“When parents talk, read, and sing with their babies and toddlers, connections are formed in their young brains. These connections build language, literacy, and social–emotional skills at an important time in a young child’s development.”
American Academy of Pediatrics
Institutionalized orphans in Morocco face not only the trauma of abandonment, but also deprivation at an unimaginable level. Their basic survival needs are met, but catastrophically, they are deprived of relationships and experiences. The orphans are an isolated and marginalized group that miss out on a normal social, economic and cultural life.
From the very beginning, they are deprived of a dedicated caregiver. They have minimal opportunities to develop language and vocabulary – the foundation of literacy. There are rarely any books to be read, and no adults to read to them. Limited access to play, the outdoors, a stimulating environment, and a lack of social connections, hinder all aspects of healthy development.
The extreme deprivation faced by Morocco’s orphans in these early years leaves a lasting and detrimental impact. Early literacy skills build a foundation for school readiness and educational success, and the consequences of a poor foundation lasts a lifetime.
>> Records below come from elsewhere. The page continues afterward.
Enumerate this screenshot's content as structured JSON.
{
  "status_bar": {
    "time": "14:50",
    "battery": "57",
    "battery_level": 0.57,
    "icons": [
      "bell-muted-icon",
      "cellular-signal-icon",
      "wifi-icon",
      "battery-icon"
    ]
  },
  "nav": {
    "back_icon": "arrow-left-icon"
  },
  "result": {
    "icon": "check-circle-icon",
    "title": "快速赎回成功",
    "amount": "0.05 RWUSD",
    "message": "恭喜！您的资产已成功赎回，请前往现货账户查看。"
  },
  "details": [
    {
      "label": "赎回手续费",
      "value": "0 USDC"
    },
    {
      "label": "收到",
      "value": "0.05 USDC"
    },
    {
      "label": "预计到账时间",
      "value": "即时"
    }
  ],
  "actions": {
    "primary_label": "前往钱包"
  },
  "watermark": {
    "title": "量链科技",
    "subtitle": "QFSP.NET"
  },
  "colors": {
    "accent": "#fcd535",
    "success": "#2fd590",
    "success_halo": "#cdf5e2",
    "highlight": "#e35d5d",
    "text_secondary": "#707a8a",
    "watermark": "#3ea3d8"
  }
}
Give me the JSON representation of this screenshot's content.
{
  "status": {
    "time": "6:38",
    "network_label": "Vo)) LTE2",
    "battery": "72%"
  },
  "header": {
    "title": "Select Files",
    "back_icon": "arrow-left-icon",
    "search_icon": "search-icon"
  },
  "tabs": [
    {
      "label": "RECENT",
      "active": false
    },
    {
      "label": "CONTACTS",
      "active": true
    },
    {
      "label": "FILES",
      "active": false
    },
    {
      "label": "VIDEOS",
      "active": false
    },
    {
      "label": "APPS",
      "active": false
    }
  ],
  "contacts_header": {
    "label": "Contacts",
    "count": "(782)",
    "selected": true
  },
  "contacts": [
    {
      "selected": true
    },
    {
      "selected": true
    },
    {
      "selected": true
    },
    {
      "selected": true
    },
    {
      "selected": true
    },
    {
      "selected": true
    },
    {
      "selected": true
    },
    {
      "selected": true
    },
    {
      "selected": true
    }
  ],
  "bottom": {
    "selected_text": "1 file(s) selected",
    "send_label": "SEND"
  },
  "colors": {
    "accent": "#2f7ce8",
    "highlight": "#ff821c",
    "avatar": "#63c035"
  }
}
BLOOM’s Actions to Improve Early Literacy for Morocco’s Orphans
BLOOM Charity’s mission is to improve quality of life for institutionalized orphans in Morocco by focusing on their mental health and early childhood development. BLOOM’s key programs include 1) Magical PlayGardens to give orphans access to the outdoors and play, 2) Enrichment Classes including art, music, gardening and fitness in the PlayGardens, and 3) supporting and educating caregivers about early childhood development and learn-through-play activities.
In a BLOOM PlayGarden the children are outdoors, stimulated, playing and interacting. When children communicate through play, they learn how language works. This allows them to start constructing literacy skills from the knowledge of spoken language. They eventually connect spoken language to written language and, in this way, the children develop literacy through play. Playtime in BLOOM’s Magical PlayGardens helps facilitate a strong foundation in language and early literacy.
BLOOM’s Enrichment Programs include instruction in art, music, gardening, yoga and even dental hygiene. The Enrichment Programs introduce the children to new language and concepts, building their vocabulary bank. Story-time in the PlayGarden develops their love of reading and exposes them to print. Fine and gross motor skills develop while the children exercise, build blocks and color – establishing a healthy foundation for future writers.
BLOOM also supports orphanage caregivers by providing an environment rich with resources and materials, in which they can engage with the children. Our PlayGardens are colorful, vibrant outdoor spaces, with so much to explore. BLOOM educates the caregivers about how to help children learn-through-play. Research shows that early literacy skills are best developed through talking, singing, reading, writing and playing. The child size tables and chairs BLOOM provided at the rooftop PlayGarden in Meknes have been a hit, and one can often find a caregiver reading to the children, telling them a story, singing songs or engaging in dramatic play.
While the love of a parent and normal childhood experiences can never be replaced – BLOOM works to improve quality of life for Morocco’s institutionalized orphans. Providing a healthier start to life helps their psychosocial health, cognitive development, school readiness, academic success and long-term outcomes. BLOOM’s work builds a stronger foundation for Moroccan orphans, including in early literacy.
On this International Literacy Day, we are reminded that literacy is a gateway to success in education, personal autonomy, economic opportunity, and a means for social and human development. Early literacy builds a foundation for school readiness and educational success, and we hope to see this success for the institutionalized orphans we serve.